*Exercise objective*. The data below needs to be returned exactly, line for line.

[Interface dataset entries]

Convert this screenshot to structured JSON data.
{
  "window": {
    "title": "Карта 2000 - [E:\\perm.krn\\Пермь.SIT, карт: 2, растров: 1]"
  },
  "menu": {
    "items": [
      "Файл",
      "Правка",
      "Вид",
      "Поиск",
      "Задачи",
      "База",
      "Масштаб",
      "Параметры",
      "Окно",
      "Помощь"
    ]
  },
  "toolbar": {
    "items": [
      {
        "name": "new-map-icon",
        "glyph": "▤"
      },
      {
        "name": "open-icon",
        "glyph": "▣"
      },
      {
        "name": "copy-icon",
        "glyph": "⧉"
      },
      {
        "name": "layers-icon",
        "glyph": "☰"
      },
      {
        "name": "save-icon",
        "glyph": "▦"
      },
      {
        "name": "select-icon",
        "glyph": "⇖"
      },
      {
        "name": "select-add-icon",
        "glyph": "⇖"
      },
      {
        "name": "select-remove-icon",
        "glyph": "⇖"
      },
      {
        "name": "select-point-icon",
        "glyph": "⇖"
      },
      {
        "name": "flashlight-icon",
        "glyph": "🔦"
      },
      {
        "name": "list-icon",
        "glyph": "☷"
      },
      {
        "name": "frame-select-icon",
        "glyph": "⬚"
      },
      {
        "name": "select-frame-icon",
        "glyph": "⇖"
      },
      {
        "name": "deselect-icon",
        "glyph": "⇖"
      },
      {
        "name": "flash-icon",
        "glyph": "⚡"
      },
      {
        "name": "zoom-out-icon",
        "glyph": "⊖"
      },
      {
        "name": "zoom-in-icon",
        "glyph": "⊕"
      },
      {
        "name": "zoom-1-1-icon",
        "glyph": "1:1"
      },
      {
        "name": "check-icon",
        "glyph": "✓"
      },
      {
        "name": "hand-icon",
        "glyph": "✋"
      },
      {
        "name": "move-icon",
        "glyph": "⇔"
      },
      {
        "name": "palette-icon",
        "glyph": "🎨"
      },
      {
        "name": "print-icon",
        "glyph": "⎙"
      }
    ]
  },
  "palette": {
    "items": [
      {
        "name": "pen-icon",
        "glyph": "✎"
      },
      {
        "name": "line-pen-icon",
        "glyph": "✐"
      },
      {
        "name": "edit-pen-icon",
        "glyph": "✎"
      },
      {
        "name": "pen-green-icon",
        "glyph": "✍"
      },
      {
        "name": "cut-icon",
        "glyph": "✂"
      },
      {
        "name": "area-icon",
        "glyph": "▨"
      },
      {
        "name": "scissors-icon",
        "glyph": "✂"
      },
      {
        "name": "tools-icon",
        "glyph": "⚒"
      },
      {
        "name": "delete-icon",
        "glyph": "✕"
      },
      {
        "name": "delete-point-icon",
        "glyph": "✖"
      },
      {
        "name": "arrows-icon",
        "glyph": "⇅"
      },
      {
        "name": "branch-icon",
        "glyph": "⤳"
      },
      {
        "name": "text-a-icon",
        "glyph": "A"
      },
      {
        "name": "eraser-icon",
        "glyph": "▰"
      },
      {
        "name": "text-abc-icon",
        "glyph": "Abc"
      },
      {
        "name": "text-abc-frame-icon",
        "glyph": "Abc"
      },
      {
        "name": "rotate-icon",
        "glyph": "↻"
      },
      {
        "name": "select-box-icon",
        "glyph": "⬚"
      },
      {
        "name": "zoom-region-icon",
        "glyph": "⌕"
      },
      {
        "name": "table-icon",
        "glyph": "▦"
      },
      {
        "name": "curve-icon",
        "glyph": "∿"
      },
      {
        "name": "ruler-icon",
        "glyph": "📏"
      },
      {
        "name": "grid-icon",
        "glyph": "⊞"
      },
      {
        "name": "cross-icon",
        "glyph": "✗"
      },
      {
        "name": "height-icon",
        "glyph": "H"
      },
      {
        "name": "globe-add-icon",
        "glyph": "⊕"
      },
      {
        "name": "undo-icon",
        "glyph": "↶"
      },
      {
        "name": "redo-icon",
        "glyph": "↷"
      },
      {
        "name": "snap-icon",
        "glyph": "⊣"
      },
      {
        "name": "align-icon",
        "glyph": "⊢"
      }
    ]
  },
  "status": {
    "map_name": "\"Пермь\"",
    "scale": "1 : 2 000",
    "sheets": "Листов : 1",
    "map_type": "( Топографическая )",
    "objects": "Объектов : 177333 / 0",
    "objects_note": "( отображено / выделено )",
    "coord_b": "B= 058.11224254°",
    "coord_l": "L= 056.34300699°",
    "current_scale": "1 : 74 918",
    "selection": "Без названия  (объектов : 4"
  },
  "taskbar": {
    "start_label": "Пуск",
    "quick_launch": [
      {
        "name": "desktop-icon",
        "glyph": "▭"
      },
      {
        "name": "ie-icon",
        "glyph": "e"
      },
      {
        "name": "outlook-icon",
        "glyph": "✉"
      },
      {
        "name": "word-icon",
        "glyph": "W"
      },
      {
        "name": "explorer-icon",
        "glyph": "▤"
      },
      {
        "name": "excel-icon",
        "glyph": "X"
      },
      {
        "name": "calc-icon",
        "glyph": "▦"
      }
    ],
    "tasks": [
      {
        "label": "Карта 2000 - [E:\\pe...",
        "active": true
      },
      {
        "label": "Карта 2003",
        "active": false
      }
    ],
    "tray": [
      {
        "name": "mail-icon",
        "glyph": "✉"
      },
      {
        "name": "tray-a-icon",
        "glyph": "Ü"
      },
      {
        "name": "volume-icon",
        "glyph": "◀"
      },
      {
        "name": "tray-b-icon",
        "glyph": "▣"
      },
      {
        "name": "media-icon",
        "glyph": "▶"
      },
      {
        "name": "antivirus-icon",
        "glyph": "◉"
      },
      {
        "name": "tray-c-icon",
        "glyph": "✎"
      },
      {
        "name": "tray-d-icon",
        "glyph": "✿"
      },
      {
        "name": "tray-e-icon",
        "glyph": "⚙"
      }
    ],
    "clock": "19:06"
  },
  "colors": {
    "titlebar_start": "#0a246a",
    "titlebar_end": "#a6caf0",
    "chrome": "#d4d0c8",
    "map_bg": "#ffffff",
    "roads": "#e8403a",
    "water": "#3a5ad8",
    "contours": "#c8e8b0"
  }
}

*Output below*.
Convert this screenshot to structured JSON data.
{
  "window": {
    "title": "Карта 2000 - [E:\\perm.krn\\Пермь.SIT, карт: 2, растров: 1]"
  },
  "menu": {
    "items": [
      "Файл",
      "Правка",
      "Вид",
      "Поиск",
      "Задачи",
      "База",
      "Масштаб",
      "Параметры",
      "Окно",
      "Помощь"
    ]
  },
  "toolbar": {
    "items": [
      {
        "name": "new-map-icon",
        "glyph": "▤"
      },
      {
        "name": "open-icon",
        "glyph": "▣"
      },
      {
        "name": "copy-icon",
        "glyph": "⧉"
      },
      {
        "name": "layers-icon",
        "glyph": "☰"
      },
      {
        "name": "save-icon",
        "glyph": "▦"
      },
      {
        "name": "select-icon",
        "glyph": "⇖"
      },
      {
        "name": "select-add-icon",
        "glyph": "⇖"
      },
      {
        "name": "select-remove-icon",
        "glyph": "⇖"
      },
      {
        "name": "select-point-icon",
        "glyph": "⇖"
      },
      {
        "name": "flashlight-icon",
        "glyph": "🔦"
      },
      {
        "name": "list-icon",
        "glyph": "☷"
      },
      {
        "name": "frame-select-icon",
        "glyph": "⬚"
      },
      {
        "name": "select-frame-icon",
        "glyph": "⇖"
      },
      {
        "name": "deselect-icon",
        "glyph": "⇖"
      },
      {
        "name": "flash-icon",
        "glyph": "⚡"
      },
      {
        "name": "zoom-out-icon",
        "glyph": "⊖"
      },
      {
        "name": "zoom-in-icon",
        "glyph": "⊕"
      },
      {
        "name": "zoom-1-1-icon",
        "glyph": "1:1"
      },
      {
        "name": "check-icon",
        "glyph": "✓"
      },
      {
        "name": "hand-icon",
        "glyph": "✋"
      },
      {
        "name": "move-icon",
        "glyph": "⇔"
      },
      {
        "name": "palette-icon",
        "glyph": "🎨"
      },
      {
        "name": "print-icon",
        "glyph": "⎙"
      }
    ]
  },
  "palette": {
    "items": [
      {
        "name": "pen-icon",
        "glyph": "✎"
      },
      {
        "name": "line-pen-icon",
        "glyph": "✐"
      },
      {
        "name": "edit-pen-icon",
        "glyph": "✎"
      },
      {
        "name": "pen-green-icon",
        "glyph": "✍"
      },
      {
        "name": "cut-icon",
        "glyph": "✂"
      },
      {
        "name": "area-icon",
        "glyph": "▨"
      },
      {
        "name": "scissors-icon",
        "glyph": "✂"
      },
      {
        "name": "tools-icon",
        "glyph": "⚒"
      },
      {
        "name": "delete-icon",
        "glyph": "✕"
      },
      {
        "name": "delete-point-icon",
        "glyph": "✖"
      },
      {
        "name": "arrows-icon",
        "glyph": "⇅"
      },
      {
        "name": "branch-icon",
        "glyph": "⤳"
      },
      {
        "name": "text-a-icon",
        "glyph": "A"
      },
      {
        "name": "eraser-icon",
        "glyph": "▰"
      },
      {
        "name": "text-abc-icon",
        "glyph": "Abc"
      },
      {
        "name": "text-abc-frame-icon",
        "glyph": "Abc"
      },
      {
        "name": "rotate-icon",
        "glyph": "↻"
      },
      {
        "name": "select-box-icon",
        "glyph": "⬚"
      },
      {
        "name": "zoom-region-icon",
        "glyph": "⌕"
      },
      {
        "name": "table-icon",
        "glyph": "▦"
      },
      {
        "name": "curve-icon",
        "glyph": "∿"
      },
      {
        "name": "ruler-icon",
        "glyph": "📏"
      },
      {
        "name": "grid-icon",
        "glyph": "⊞"
      },
      {
        "name": "cross-icon",
        "glyph": "✗"
      },
      {
        "name": "height-icon",
        "glyph": "H"
      },
      {
        "name": "globe-add-icon",
        "glyph": "⊕"
      },
      {
        "name": "undo-icon",
        "glyph": "↶"
      },
      {
        "name": "redo-icon",
        "glyph": "↷"
      },
      {
        "name": "snap-icon",
        "glyph": "⊣"
      },
      {
        "name": "align-icon",
        "glyph": "⊢"
      }
    ]
  },
  "status": {
    "map_name": "\"Пермь\"",
    "scale": "1 : 2 000",
    "sheets": "Листов : 1",
    "map_type": "( Топографическая )",
    "objects": "Объектов : 177333 / 0",
    "objects_note": "( отображено / выделено )",
    "coord_b": "B= 058.11224254°",
    "coord_l": "L= 056.34300699°",
    "current_scale": "1 : 74 918",
    "selection": "Без названия  (объектов : 4"
  },
  "taskbar": {
    "start_label": "Пуск",
    "quick_launch": [
      {
        "name": "desktop-icon",
        "glyph": "▭"
      },
      {
        "name": "ie-icon",
        "glyph": "e"
      },
      {
        "name": "outlook-icon",
        "glyph": "✉"
      },
      {
        "name": "word-icon",
        "glyph": "W"
      },
      {
        "name": "explorer-icon",
        "glyph": "▤"
      },
      {
        "name": "excel-icon",
        "glyph": "X"
      },
      {
        "name": "calc-icon",
        "glyph": "▦"
      }
    ],
    "tasks": [
      {
        "label": "Карта 2000 - [E:\\pe...",
        "active": true
      },
      {
        "label": "Карта 2003",
        "active": false
      }
    ],
    "tray": [
      {
        "name": "mail-icon",
        "glyph": "✉"
      },
      {
        "name": "tray-a-icon",
        "glyph": "Ü"
      },
      {
        "name": "volume-icon",
        "glyph": "◀"
      },
      {
        "name": "tray-b-icon",
        "glyph": "▣"
      },
      {
        "name": "media-icon",
        "glyph": "▶"
      },
      {
        "name": "antivirus-icon",
        "glyph": "◉"
      },
      {
        "name": "tray-c-icon",
        "glyph": "✎"
      },
      {
        "name": "tray-d-icon",
        "glyph": "✿"
      },
      {
        "name": "tray-e-icon",
        "glyph": "⚙"
      }
    ],
    "clock": "19:06"
  },
  "colors": {
    "titlebar_start": "#0a246a",
    "titlebar_end": "#a6caf0",
    "chrome": "#d4d0c8",
    "map_bg": "#ffffff",
    "roads": "#e8403a",
    "water": "#3a5ad8",
    "contours": "#c8e8b0"
  }
}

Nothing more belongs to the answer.